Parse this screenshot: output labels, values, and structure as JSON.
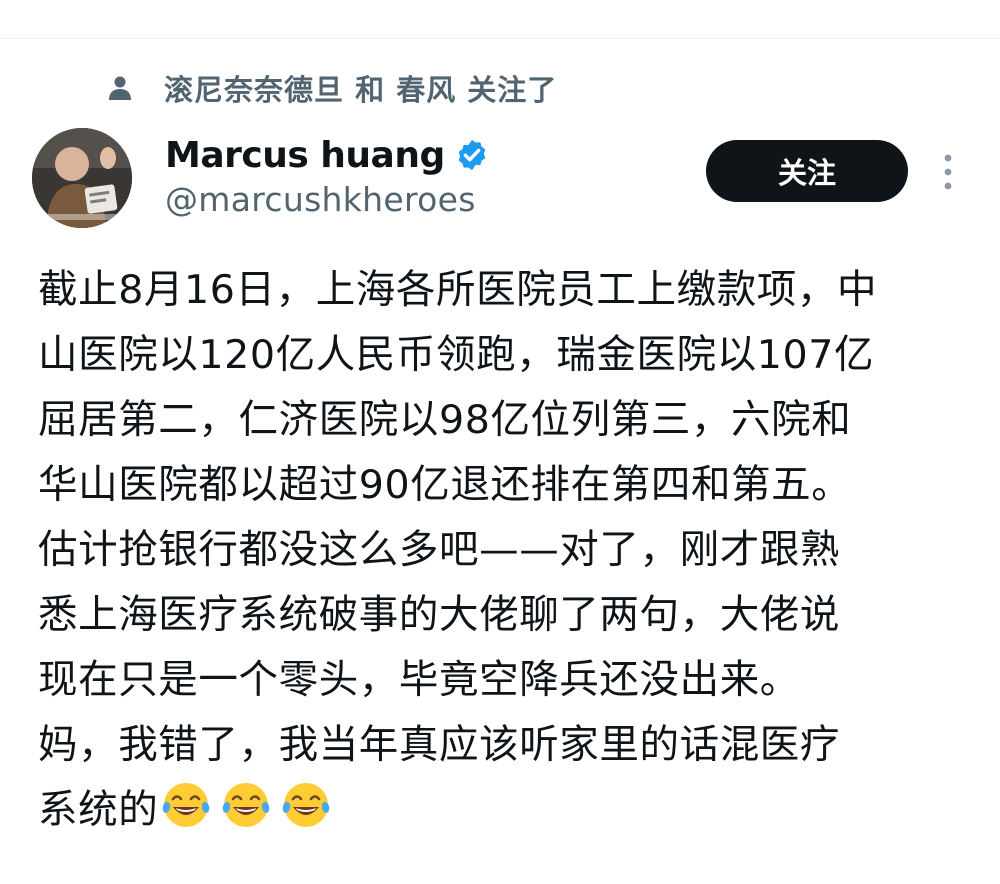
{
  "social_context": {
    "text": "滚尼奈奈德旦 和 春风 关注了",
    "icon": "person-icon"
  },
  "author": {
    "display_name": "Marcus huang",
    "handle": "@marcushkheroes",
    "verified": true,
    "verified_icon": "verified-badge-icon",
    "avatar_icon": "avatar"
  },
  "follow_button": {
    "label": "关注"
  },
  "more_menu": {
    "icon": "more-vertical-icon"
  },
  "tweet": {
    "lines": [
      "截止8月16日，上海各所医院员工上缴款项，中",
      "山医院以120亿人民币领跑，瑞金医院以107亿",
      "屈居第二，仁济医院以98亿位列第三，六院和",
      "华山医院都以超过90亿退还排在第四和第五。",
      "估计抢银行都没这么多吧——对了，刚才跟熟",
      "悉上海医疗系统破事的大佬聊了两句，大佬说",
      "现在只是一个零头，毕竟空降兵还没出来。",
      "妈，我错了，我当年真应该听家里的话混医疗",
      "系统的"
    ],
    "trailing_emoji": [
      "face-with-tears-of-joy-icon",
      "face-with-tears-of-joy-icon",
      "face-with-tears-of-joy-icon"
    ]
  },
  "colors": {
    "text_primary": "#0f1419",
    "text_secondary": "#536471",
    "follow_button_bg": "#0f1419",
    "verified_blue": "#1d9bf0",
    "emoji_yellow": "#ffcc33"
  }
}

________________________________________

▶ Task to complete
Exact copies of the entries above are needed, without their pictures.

▶ Output of the exercise
Parse this screenshot: output labels, values, and structure as JSON.
{
  "social_context": {
    "text": "滚尼奈奈德旦 和 春风 关注了",
    "icon": "person-icon"
  },
  "author": {
    "display_name": "Marcus huang",
    "handle": "@marcushkheroes",
    "verified": true,
    "verified_icon": "verified-badge-icon",
    "avatar_icon": "avatar"
  },
  "follow_button": {
    "label": "关注"
  },
  "more_menu": {
    "icon": "more-vertical-icon"
  },
  "tweet": {
    "lines": [
      "截止8月16日，上海各所医院员工上缴款项，中",
      "山医院以120亿人民币领跑，瑞金医院以107亿",
      "屈居第二，仁济医院以98亿位列第三，六院和",
      "华山医院都以超过90亿退还排在第四和第五。",
      "估计抢银行都没这么多吧——对了，刚才跟熟",
      "悉上海医疗系统破事的大佬聊了两句，大佬说",
      "现在只是一个零头，毕竟空降兵还没出来。",
      "妈，我错了，我当年真应该听家里的话混医疗",
      "系统的"
    ],
    "trailing_emoji": [
      "face-with-tears-of-joy-icon",
      "face-with-tears-of-joy-icon",
      "face-with-tears-of-joy-icon"
    ]
  },
  "colors": {
    "text_primary": "#0f1419",
    "text_secondary": "#536471",
    "follow_button_bg": "#0f1419",
    "verified_blue": "#1d9bf0",
    "emoji_yellow": "#ffcc33"
  }
}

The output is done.